This semester my academics were a lot harder than they had been before. I was also participating in a couple of extracurriculars that I was passionate about at first, but ended up turning into a chore, yet could not let go of because it would hurt my pride. The overall load of the year was weighty and taxing and probably more than a person can handle in a healthy manner. Catching up with people and being invested in the lives of others is really important to me, but I would pack my schedule with so many activities that it was difficult to meet with them. I would sleep even later than I had to, even though I was exhausted, just so I could scroll through the depths of Instagram. Instead of reading my Bible and journaling, I’d end up feeling even more tired from the previous night, skip class, and end up frantically trying to finish an assignment right before my next class.
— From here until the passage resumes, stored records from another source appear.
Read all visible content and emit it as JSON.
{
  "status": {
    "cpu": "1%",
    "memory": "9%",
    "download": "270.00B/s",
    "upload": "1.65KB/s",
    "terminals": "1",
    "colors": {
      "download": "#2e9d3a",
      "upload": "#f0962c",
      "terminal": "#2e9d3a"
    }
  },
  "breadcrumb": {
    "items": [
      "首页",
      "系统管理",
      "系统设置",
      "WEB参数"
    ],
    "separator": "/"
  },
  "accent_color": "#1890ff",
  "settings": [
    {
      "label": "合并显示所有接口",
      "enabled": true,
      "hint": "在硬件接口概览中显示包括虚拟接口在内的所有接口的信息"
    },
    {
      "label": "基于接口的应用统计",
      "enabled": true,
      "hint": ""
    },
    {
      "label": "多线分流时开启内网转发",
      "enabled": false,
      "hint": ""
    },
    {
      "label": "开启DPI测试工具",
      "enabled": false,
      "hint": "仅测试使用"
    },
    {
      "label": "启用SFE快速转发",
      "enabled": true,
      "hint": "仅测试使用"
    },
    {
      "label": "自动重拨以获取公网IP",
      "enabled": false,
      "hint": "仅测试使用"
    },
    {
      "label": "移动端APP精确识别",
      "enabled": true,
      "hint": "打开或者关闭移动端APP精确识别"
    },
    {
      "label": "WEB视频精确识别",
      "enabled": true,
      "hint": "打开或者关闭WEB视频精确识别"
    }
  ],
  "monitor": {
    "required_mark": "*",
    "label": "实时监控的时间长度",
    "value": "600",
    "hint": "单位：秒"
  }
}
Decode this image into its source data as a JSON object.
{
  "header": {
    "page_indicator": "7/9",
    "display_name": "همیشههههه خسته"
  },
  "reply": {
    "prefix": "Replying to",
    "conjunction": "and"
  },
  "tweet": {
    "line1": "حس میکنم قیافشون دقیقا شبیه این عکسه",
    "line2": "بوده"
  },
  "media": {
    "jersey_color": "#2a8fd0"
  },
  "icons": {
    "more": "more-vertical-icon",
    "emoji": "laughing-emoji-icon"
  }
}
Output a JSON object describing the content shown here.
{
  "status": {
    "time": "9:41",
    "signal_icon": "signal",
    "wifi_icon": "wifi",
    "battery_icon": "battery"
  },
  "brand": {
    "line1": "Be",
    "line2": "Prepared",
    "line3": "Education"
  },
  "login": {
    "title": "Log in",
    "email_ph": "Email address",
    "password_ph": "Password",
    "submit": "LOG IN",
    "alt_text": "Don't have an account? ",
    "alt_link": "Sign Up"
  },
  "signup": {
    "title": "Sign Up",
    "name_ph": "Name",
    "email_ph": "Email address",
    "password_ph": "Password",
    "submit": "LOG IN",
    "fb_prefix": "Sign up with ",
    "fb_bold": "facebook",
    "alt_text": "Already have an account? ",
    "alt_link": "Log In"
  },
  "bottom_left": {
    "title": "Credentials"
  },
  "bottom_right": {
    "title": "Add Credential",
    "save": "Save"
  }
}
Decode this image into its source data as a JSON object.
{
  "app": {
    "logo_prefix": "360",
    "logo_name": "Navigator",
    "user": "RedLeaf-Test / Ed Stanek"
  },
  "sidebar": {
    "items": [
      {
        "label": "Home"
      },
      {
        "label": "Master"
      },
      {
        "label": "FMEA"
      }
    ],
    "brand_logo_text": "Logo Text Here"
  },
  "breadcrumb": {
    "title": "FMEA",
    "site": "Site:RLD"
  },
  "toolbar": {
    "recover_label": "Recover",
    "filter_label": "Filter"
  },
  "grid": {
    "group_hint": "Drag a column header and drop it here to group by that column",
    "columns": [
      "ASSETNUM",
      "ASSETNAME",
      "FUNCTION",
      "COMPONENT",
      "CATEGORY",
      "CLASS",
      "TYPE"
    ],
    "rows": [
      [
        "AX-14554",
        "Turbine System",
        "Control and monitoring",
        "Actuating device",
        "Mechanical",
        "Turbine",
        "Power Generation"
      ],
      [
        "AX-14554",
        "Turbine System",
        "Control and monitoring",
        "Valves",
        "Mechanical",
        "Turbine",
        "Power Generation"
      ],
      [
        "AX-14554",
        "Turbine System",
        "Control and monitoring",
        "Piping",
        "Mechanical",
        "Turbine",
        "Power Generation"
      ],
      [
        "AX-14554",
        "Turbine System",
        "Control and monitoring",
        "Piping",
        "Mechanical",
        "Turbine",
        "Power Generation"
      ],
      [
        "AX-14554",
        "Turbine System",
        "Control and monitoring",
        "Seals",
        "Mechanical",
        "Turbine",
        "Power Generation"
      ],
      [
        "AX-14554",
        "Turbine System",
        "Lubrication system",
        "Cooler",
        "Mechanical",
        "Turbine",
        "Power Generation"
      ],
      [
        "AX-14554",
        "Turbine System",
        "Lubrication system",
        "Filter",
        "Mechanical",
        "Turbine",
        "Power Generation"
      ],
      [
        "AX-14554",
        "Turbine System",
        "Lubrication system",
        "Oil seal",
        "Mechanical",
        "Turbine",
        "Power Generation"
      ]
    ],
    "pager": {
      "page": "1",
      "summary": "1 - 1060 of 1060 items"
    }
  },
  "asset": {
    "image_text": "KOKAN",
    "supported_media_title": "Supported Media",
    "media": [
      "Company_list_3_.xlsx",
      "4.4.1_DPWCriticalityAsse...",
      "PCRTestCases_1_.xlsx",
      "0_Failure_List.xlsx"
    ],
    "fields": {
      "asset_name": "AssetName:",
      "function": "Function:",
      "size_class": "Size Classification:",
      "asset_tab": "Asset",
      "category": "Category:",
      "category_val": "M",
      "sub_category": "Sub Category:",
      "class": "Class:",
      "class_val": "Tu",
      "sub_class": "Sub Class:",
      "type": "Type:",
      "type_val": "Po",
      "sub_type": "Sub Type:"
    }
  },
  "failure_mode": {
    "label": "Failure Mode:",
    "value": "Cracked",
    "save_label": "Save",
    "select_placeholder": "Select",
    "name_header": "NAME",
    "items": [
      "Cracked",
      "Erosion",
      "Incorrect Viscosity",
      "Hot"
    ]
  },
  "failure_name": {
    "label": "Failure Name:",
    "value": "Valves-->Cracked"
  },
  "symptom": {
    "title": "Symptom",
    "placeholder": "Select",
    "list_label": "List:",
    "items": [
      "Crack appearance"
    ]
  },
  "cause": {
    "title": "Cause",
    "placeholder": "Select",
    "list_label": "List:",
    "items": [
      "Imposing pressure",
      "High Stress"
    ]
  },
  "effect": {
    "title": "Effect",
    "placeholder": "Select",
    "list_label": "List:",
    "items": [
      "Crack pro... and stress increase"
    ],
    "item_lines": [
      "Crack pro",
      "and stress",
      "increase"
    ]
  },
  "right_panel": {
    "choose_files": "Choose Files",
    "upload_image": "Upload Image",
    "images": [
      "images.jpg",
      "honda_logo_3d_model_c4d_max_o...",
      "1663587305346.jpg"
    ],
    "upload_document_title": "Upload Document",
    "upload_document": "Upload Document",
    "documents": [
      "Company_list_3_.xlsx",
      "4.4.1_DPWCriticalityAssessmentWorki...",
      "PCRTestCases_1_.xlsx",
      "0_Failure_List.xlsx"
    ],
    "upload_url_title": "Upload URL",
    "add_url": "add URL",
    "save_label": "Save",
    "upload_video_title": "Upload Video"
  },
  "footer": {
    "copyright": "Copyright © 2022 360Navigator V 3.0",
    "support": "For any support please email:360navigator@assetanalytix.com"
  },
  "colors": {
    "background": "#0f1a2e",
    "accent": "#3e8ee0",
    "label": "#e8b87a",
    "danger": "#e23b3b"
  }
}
It was a total mess. I’m sure a lot of other tired and burnt-out students can relate.

The bird that would soar above the level plain of tradition and prejudice must have strong wings.
— The Awakening by Kate Chopin

Toward the end of the novel, Edna quoted Mademoiselle Reisz, an older character in the novel and a somewhat friend to Edna, a phrase that stuck with me: “The bird that would soar above the level plain of tradition and prejudice must have strong wings.” Realistically, it’s hard to have it “all," especially as a college student. The world says having it "all" looks like an awesomely perfect resume better than the next guy, while still being a healthy and well-rounded person. Of course I would love to succeed and be involved in all the amazing clubs on campus while excelling in classes, being the best friend, and getting an ample amount of sleep. Who wouldn’t want that? But I think the profound wisdom from this quote that helps define a fulfilling college life is to challenge the idea of what it means to “have it all.” To have an unconventional and counter-cultural version of "having it all" represents that bird with strong wings. People will tell me and have told me that my career aspirations aren't "big enough", I'm "wasting time with friends", or just "get good grades and you're set." But to me, that's not having it all. Personally to "have it all" looks like this:  loving and serving others, spending quality time with my friends and family, and passionately live life.  

To live in this manner can be hard, especially in the university setting. Even summers can be tiring because we’re expected to build that resume, pursue research, or at least have proof that you’ve been productive, or else you’re doomed. These aren’t inherently bad, but when they become the object of existence and purpose in life, it truly isn’t worth living for. To defy these imposed expectations, moreover the easily adoptable attitude that comes with it, can be difficult. Going against the norm as the bird Reisz describes requires determination and constant reminders of what is truly important in life. This was something I was relearning at the end of the semester in the midst of my tiredness, my change in career goals, and my failure to be there for the ones that I love. 

So what am I doing this summer? I’ll be at home with my family, trying to make up for lost time due to school. I’ll be hanging out with friends, and supporting them through all the amazing things they’re doing this summer. I’ll be taking a class in Sign Language so I can learn to be more immersed in Deaf culture. I’ll be working at Kumon in my hometown and be reunited with the adorable kiddos I taught back in high school. Last but not least, I'll be reading books and learning new things about myself and the world around me as I experience a new city and its rich culture. This summer, these are my “little things” that will bring me joy. Laissez les bons temps rouler.